# WORK REQUEST
Without pictures, retype the following entries exactly.

═══ DATA FOR REVIEW ═══

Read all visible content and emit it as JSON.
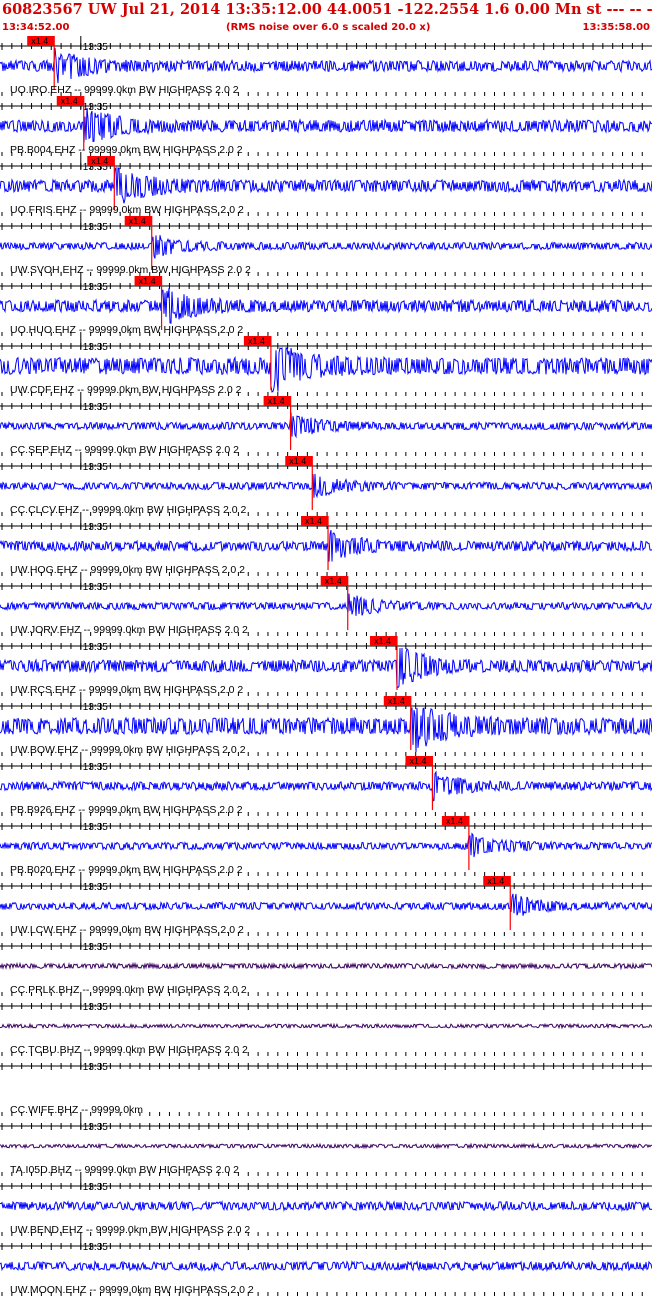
{
  "header": {
    "title": "60823567 UW Jul 21, 2014 13:35:12.00   44.0051 -122.2554  1.6 0.00 Mn st --- -- --  -1",
    "start_time": "13:34:52.00",
    "note": "(RMS noise over 6.0 s scaled 20.0 x)",
    "end_time": "13:35:58.00"
  },
  "minute_label": "13:35",
  "pick_label": "x1.4",
  "colors": {
    "header": "#d40000",
    "trace": "#0000ff",
    "broadband": "#3a0060",
    "pick": "#ff0000",
    "grid": "#000000"
  },
  "chart_data": {
    "type": "line",
    "title": "60823567 UW Jul 21, 2014 13:35:12.00   44.0051 -122.2554  1.6 0.00 Mn st --- -- --  -1",
    "x_range_seconds": [
      0,
      66
    ],
    "minute_mark_s": 8,
    "tick_interval_s": 1,
    "gain": "x1.4",
    "stations": [
      {
        "label": "UO.IRO.EHZ -- 99999.0km BW  HIGHPASS  2.0  2",
        "pick_s": 5.3,
        "amp": 0.45,
        "color": "blue"
      },
      {
        "label": "PB.B004.EHZ -- 99999.0km BW  HIGHPASS  2.0  2",
        "pick_s": 8.3,
        "amp": 0.5,
        "color": "blue"
      },
      {
        "label": "UO.FRIS.EHZ -- 99999.0km BW  HIGHPASS  2.0  2",
        "pick_s": 11.4,
        "amp": 0.5,
        "color": "blue"
      },
      {
        "label": "UW.SVOH.EHZ -- 99999.0km BW  HIGHPASS  2.0  2",
        "pick_s": 15.2,
        "amp": 0.3,
        "color": "blue"
      },
      {
        "label": "UO.HUO.EHZ -- 99999.0km BW  HIGHPASS  2.0  2",
        "pick_s": 16.2,
        "amp": 0.5,
        "color": "blue"
      },
      {
        "label": "UW.CDF.EHZ -- 99999.0km BW  HIGHPASS  2.0  2",
        "pick_s": 27.3,
        "amp": 0.7,
        "color": "blue"
      },
      {
        "label": "CC.SEP.EHZ -- 99999.0km BW  HIGHPASS  2.0  2",
        "pick_s": 29.3,
        "amp": 0.3,
        "color": "blue"
      },
      {
        "label": "CC.CLCV.EHZ -- 99999.0km BW  HIGHPASS  2.0  2",
        "pick_s": 31.5,
        "amp": 0.3,
        "color": "blue"
      },
      {
        "label": "UW.HOG.EHZ -- 99999.0km BW  HIGHPASS  2.0  2",
        "pick_s": 33.1,
        "amp": 0.4,
        "color": "blue"
      },
      {
        "label": "UW.JORV.EHZ -- 99999.0km BW  HIGHPASS  2.0  2",
        "pick_s": 35.1,
        "amp": 0.3,
        "color": "blue"
      },
      {
        "label": "UW.RCS.EHZ -- 99999.0km BW  HIGHPASS  2.0  2",
        "pick_s": 40.1,
        "amp": 0.5,
        "color": "blue"
      },
      {
        "label": "UW.BOW.EHZ -- 99999.0km BW  HIGHPASS  2.0  2",
        "pick_s": 41.5,
        "amp": 0.7,
        "color": "blue"
      },
      {
        "label": "PB.B926.EHZ -- 99999.0km BW  HIGHPASS  2.0  2",
        "pick_s": 43.7,
        "amp": 0.35,
        "color": "blue"
      },
      {
        "label": "PB.B020.EHZ -- 99999.0km BW  HIGHPASS  2.0  2",
        "pick_s": 47.4,
        "amp": 0.3,
        "color": "blue"
      },
      {
        "label": "UW.LCW.EHZ -- 99999.0km BW  HIGHPASS  2.0  2",
        "pick_s": 51.6,
        "amp": 0.3,
        "color": "blue"
      },
      {
        "label": "CC.PRLK.BHZ -- 99999.0km BW  HIGHPASS  2.0  2",
        "pick_s": null,
        "amp": 0.2,
        "color": "purple"
      },
      {
        "label": "CC.TCBU.BHZ -- 99999.0km BW  HIGHPASS  2.0  2",
        "pick_s": null,
        "amp": 0.15,
        "color": "purple"
      },
      {
        "label": "CC.WIFE.BHZ -- 99999.0km",
        "pick_s": null,
        "amp": 0,
        "color": "none"
      },
      {
        "label": "TA.I05D.BHZ -- 99999.0km BW  HIGHPASS  2.0  2",
        "pick_s": null,
        "amp": 0.15,
        "color": "purple"
      },
      {
        "label": "UW.BEND.EHZ -- 99999.0km BW  HIGHPASS  2.0  2",
        "pick_s": null,
        "amp": 0.35,
        "color": "blue"
      },
      {
        "label": "UW.MOON.EHZ -- 99999.0km BW  HIGHPASS  2.0  2",
        "pick_s": null,
        "amp": 0.35,
        "color": "blue"
      }
    ]
  }
}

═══

# RESPONSE TO THIS EXERCISE
Read all visible content and emit it as JSON.
{
  "header": {
    "title": "60823567 UW Jul 21, 2014 13:35:12.00   44.0051 -122.2554  1.6 0.00 Mn st --- -- --  -1",
    "start_time": "13:34:52.00",
    "note": "(RMS noise over 6.0 s scaled 20.0 x)",
    "end_time": "13:35:58.00"
  },
  "minute_label": "13:35",
  "pick_label": "x1.4",
  "colors": {
    "header": "#d40000",
    "trace": "#0000ff",
    "broadband": "#3a0060",
    "pick": "#ff0000",
    "grid": "#000000"
  },
  "chart_data": {
    "type": "line",
    "title": "60823567 UW Jul 21, 2014 13:35:12.00   44.0051 -122.2554  1.6 0.00 Mn st --- -- --  -1",
    "x_range_seconds": [
      0,
      66
    ],
    "minute_mark_s": 8,
    "tick_interval_s": 1,
    "gain": "x1.4",
    "stations": [
      {
        "label": "UO.IRO.EHZ -- 99999.0km BW  HIGHPASS  2.0  2",
        "pick_s": 5.3,
        "amp": 0.45,
        "color": "blue"
      },
      {
        "label": "PB.B004.EHZ -- 99999.0km BW  HIGHPASS  2.0  2",
        "pick_s": 8.3,
        "amp": 0.5,
        "color": "blue"
      },
      {
        "label": "UO.FRIS.EHZ -- 99999.0km BW  HIGHPASS  2.0  2",
        "pick_s": 11.4,
        "amp": 0.5,
        "color": "blue"
      },
      {
        "label": "UW.SVOH.EHZ -- 99999.0km BW  HIGHPASS  2.0  2",
        "pick_s": 15.2,
        "amp": 0.3,
        "color": "blue"
      },
      {
        "label": "UO.HUO.EHZ -- 99999.0km BW  HIGHPASS  2.0  2",
        "pick_s": 16.2,
        "amp": 0.5,
        "color": "blue"
      },
      {
        "label": "UW.CDF.EHZ -- 99999.0km BW  HIGHPASS  2.0  2",
        "pick_s": 27.3,
        "amp": 0.7,
        "color": "blue"
      },
      {
        "label": "CC.SEP.EHZ -- 99999.0km BW  HIGHPASS  2.0  2",
        "pick_s": 29.3,
        "amp": 0.3,
        "color": "blue"
      },
      {
        "label": "CC.CLCV.EHZ -- 99999.0km BW  HIGHPASS  2.0  2",
        "pick_s": 31.5,
        "amp": 0.3,
        "color": "blue"
      },
      {
        "label": "UW.HOG.EHZ -- 99999.0km BW  HIGHPASS  2.0  2",
        "pick_s": 33.1,
        "amp": 0.4,
        "color": "blue"
      },
      {
        "label": "UW.JORV.EHZ -- 99999.0km BW  HIGHPASS  2.0  2",
        "pick_s": 35.1,
        "amp": 0.3,
        "color": "blue"
      },
      {
        "label": "UW.RCS.EHZ -- 99999.0km BW  HIGHPASS  2.0  2",
        "pick_s": 40.1,
        "amp": 0.5,
        "color": "blue"
      },
      {
        "label": "UW.BOW.EHZ -- 99999.0km BW  HIGHPASS  2.0  2",
        "pick_s": 41.5,
        "amp": 0.7,
        "color": "blue"
      },
      {
        "label": "PB.B926.EHZ -- 99999.0km BW  HIGHPASS  2.0  2",
        "pick_s": 43.7,
        "amp": 0.35,
        "color": "blue"
      },
      {
        "label": "PB.B020.EHZ -- 99999.0km BW  HIGHPASS  2.0  2",
        "pick_s": 47.4,
        "amp": 0.3,
        "color": "blue"
      },
      {
        "label": "UW.LCW.EHZ -- 99999.0km BW  HIGHPASS  2.0  2",
        "pick_s": 51.6,
        "amp": 0.3,
        "color": "blue"
      },
      {
        "label": "CC.PRLK.BHZ -- 99999.0km BW  HIGHPASS  2.0  2",
        "pick_s": null,
        "amp": 0.2,
        "color": "purple"
      },
      {
        "label": "CC.TCBU.BHZ -- 99999.0km BW  HIGHPASS  2.0  2",
        "pick_s": null,
        "amp": 0.15,
        "color": "purple"
      },
      {
        "label": "CC.WIFE.BHZ -- 99999.0km",
        "pick_s": null,
        "amp": 0,
        "color": "none"
      },
      {
        "label": "TA.I05D.BHZ -- 99999.0km BW  HIGHPASS  2.0  2",
        "pick_s": null,
        "amp": 0.15,
        "color": "purple"
      },
      {
        "label": "UW.BEND.EHZ -- 99999.0km BW  HIGHPASS  2.0  2",
        "pick_s": null,
        "amp": 0.35,
        "color": "blue"
      },
      {
        "label": "UW.MOON.EHZ -- 99999.0km BW  HIGHPASS  2.0  2",
        "pick_s": null,
        "amp": 0.35,
        "color": "blue"
      }
    ]
  }
}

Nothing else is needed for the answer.